      * environmentalists

      * LGBTQ activists

      * Indigenous people

      * student-movement leaders

      In recent years, the party has been attracting more millennials, especially those who were upset over the B.C. Liberals' handling of the housing issue. Plus, the B.C. NDP has been bolstered by a growing number of members who trace their roots back to the Philippines and Taiwan.

      Meanwhile, the B.C. NDP has repelled some environmentalists who used to routinely be in its camp. The gung-ho support for fracking, LNG, and continued old-growth logging is reminiscent of the 1990s when a previous NDP government's logging and energy policies alienated those concerned about clean drinking water and rising greenhouse-gas emissions.

      Several commentators feel that Attorney General David Eby may have a lock on the B.C. NDP leadership now that he's been endorsed by Jobs, Economic Recovery and Innovation Minister Ravi Kahlon.

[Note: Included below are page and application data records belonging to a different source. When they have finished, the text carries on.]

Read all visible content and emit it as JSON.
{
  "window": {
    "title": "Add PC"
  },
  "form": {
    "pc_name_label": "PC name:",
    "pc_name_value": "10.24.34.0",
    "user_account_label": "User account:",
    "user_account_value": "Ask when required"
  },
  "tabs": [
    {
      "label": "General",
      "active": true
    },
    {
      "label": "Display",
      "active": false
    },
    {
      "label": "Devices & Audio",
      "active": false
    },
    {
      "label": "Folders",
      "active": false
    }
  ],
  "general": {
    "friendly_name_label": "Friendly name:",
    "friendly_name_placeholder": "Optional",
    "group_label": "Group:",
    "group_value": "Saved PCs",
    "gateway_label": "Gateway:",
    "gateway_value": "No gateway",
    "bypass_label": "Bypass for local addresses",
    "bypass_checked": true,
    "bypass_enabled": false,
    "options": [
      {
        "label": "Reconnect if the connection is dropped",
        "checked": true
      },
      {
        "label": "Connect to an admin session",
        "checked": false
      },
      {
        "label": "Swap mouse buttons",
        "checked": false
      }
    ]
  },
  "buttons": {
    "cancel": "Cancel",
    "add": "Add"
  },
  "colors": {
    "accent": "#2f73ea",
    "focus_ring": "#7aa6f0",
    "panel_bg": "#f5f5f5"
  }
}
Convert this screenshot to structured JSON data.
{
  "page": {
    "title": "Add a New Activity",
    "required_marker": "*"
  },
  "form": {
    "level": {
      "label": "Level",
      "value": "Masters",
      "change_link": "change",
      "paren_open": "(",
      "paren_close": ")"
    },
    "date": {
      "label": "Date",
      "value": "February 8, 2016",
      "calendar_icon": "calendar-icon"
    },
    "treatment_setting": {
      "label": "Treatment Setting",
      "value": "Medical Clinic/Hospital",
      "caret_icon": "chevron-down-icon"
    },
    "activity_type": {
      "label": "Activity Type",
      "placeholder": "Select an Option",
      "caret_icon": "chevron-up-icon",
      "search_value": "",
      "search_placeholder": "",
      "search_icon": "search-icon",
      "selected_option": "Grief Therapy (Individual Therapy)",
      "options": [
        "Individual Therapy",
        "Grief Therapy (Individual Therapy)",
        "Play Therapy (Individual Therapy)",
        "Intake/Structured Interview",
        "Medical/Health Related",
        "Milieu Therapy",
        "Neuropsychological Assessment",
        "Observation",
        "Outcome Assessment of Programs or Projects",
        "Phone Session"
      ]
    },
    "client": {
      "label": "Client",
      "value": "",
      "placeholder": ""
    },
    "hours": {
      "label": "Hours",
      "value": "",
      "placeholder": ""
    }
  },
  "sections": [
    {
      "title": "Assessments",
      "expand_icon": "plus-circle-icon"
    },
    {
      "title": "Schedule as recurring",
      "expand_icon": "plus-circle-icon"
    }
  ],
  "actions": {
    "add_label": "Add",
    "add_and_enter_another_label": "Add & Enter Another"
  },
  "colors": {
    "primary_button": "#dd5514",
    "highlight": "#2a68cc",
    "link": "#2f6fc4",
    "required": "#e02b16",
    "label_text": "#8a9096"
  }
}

      They are a formidable duo in NDP circles. If Kahlon can bring along most of those of South Asian ancestry, which is highly likely given his popularity, Eby will be in excellent shape. The attorney general is already very popular with some millennials and a fair number of housing activists.

      Eby sometimes presents a green sheen, even if his party doesn't, plus he's acceptable to some in the student movement.

      But simply assuming that Eby is the premier-in-waiting overlooks a couple of things. First off, how will he fare with the large women's movement within the B.C. NDP? Would a run by an Indigenous woman, like Tourism Minister Melanie Mark, or former Tofino mayor Josie Osborne siphon away a significant amount of support?

      In addition, Eby might not get a boost from private-sector union members within the NDP, who like resource extraction and megaprojects. They loved Horgan and they might have liked Kahlon if he were a candidate.

      But is Eby really someone they can identify with? He's no Glen Clark, that's for sure, let alone a Don Davies, who represents Vancouver Kingsway in Parliament.

      There are other unknowns at this point. Could a crack political organizer like Vancouver-Kensington MLA Mable Elmore enter the race? Even if she fell far short, she might be in a position to get behind another candidate who could stop Eby.

      The same might be said of North Vancouver–Lonsdale MLA Bowinn Ma, who's trying to urge the climate conscious to take out memberships to influence the outcome of the leadership race. Over social media, some are telling her that she would be better off joining the B.C. Greens.

      Eby has a few things in common with Tom Berger, a very articulate and polished lawyer who led the party to a disastrous defeat in the 1969 election. Berger cruised to victory in his party's leadership race, thanks in part to the support of organized labour, but he didn't have the mustard in blue-collar British Columbia, let alone in his own constituency of Vancouver-Burrard.

      Is Eby going to be Berger 2.0? That's a question that might emerge in the minds of some party elders who recall the 1969 election.

      That said, Eby is still in an enviable position this early in the race. And he hasn't even begun to show off his improving Mandarin. It will do wonders to offset any claims that in the past, Eby might have pandered to yellow-peril fears for political gain. 

      Plus, he can play up the fact that he and Kahlon restored the B.C. Human Rights Commission.

      Even better for Eby's fortunes is the slowing real-estate market. It means he's less likely to be dogged by criticism over relentlessly rising housing prices. So all things considered, perhaps the stars are aligning in his favour—and those commentators are correct in putting him far out in front of the undeclared pack.

      But keep an eye on the women's movement and the remaining environmentalists within the NDP. If they coalesce behind a candidate other than Eby, this race could turn out to be closer than some people might expect. Stay tuned.